I guess our message to others would be just to think about the risks a little more as you are very vulnerable in the mokoro. Having said that I imagine we ourselves would have made the same decision as you never think it will happen to you, do you? At the very least it would be worth asking the camp for specific info on the number of hippo attacks known to have occurred in the area (both in local villages as well as camps), so you can make an informed decision when deciding to take the mokoro trip.
Despite all the above, we loved the Okavango Delta and all the amazing animal sightings we had before the accident. We would definitely visit again, but would stick to the relative safety of the safari jeep! The people of Botswana were also amazing, especially in our time of need, and we can never thank them enough for all their help and care.
Out of interest, would you get back into a mokoro following your own close encounter?
June 4, 2018 @ 15:45
Thank you for your elaborate answer. I don’t think it’s necessary to name any camps or locations. As you said, it would be great if people are more aware of the risk they are taking when getting into a mokoro. Sounds like you were extremely unlucky as that is not their usual behavior. But in the end it is their area and we can never really know how they will react to us being there.

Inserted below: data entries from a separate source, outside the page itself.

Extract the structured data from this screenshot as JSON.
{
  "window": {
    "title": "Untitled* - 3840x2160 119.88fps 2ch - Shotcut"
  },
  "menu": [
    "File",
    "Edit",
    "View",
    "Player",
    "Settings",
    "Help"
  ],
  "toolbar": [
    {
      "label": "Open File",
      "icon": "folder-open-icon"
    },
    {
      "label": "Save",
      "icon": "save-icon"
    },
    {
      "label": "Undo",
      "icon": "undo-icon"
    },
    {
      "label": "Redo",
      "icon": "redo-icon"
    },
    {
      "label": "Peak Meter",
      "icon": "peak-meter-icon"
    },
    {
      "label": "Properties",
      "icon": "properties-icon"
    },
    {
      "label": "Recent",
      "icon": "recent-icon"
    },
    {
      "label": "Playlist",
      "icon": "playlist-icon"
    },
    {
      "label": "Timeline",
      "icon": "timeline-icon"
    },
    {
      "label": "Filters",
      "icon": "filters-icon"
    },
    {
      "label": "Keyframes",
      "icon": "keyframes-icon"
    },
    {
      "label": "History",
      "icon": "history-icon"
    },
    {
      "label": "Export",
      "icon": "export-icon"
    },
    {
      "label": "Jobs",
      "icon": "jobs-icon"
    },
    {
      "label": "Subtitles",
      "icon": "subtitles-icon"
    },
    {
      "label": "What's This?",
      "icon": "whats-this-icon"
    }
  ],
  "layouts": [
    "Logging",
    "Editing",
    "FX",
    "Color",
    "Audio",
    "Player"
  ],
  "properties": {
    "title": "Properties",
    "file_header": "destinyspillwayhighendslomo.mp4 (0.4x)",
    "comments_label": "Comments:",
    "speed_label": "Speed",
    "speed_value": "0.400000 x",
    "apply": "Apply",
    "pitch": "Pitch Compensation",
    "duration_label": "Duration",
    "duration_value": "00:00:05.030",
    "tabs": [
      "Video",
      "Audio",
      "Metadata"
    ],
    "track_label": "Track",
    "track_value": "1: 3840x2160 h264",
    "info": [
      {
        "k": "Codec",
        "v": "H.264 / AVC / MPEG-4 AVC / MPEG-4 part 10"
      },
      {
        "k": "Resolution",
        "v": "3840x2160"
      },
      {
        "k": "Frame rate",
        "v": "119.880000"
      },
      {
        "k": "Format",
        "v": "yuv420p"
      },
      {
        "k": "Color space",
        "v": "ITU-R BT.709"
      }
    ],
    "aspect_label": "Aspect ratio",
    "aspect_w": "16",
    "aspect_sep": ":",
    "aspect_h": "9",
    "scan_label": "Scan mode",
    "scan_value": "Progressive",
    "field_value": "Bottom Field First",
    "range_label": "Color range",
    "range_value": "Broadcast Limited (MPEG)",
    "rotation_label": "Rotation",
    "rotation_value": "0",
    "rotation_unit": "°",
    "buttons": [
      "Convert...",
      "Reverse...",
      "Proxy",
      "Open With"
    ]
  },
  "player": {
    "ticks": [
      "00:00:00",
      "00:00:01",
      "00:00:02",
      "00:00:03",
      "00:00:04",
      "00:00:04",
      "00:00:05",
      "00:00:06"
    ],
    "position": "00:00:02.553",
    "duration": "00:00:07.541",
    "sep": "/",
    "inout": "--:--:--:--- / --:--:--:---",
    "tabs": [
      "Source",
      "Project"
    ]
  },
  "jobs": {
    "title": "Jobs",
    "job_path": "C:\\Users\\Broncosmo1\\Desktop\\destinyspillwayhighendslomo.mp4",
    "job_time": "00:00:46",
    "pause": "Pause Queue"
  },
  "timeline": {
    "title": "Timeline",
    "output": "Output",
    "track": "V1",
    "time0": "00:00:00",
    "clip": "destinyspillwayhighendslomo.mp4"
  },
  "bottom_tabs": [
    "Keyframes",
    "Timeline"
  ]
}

I shared the story in my insta stories and asked my followers if they would do the trip. Almost 70% would not get into a mokoro after hearing the story while on the trip I don’t think anyone even questioned going. I think I myself would consider going back into a mokoro, but maybe under different circumstances. Honestly, I’m not completely sure. If I ever end up back in Botswana I may look further into fatalities and aks the camp for more info. The people and nature are unmatched so I can definitely see myself going back.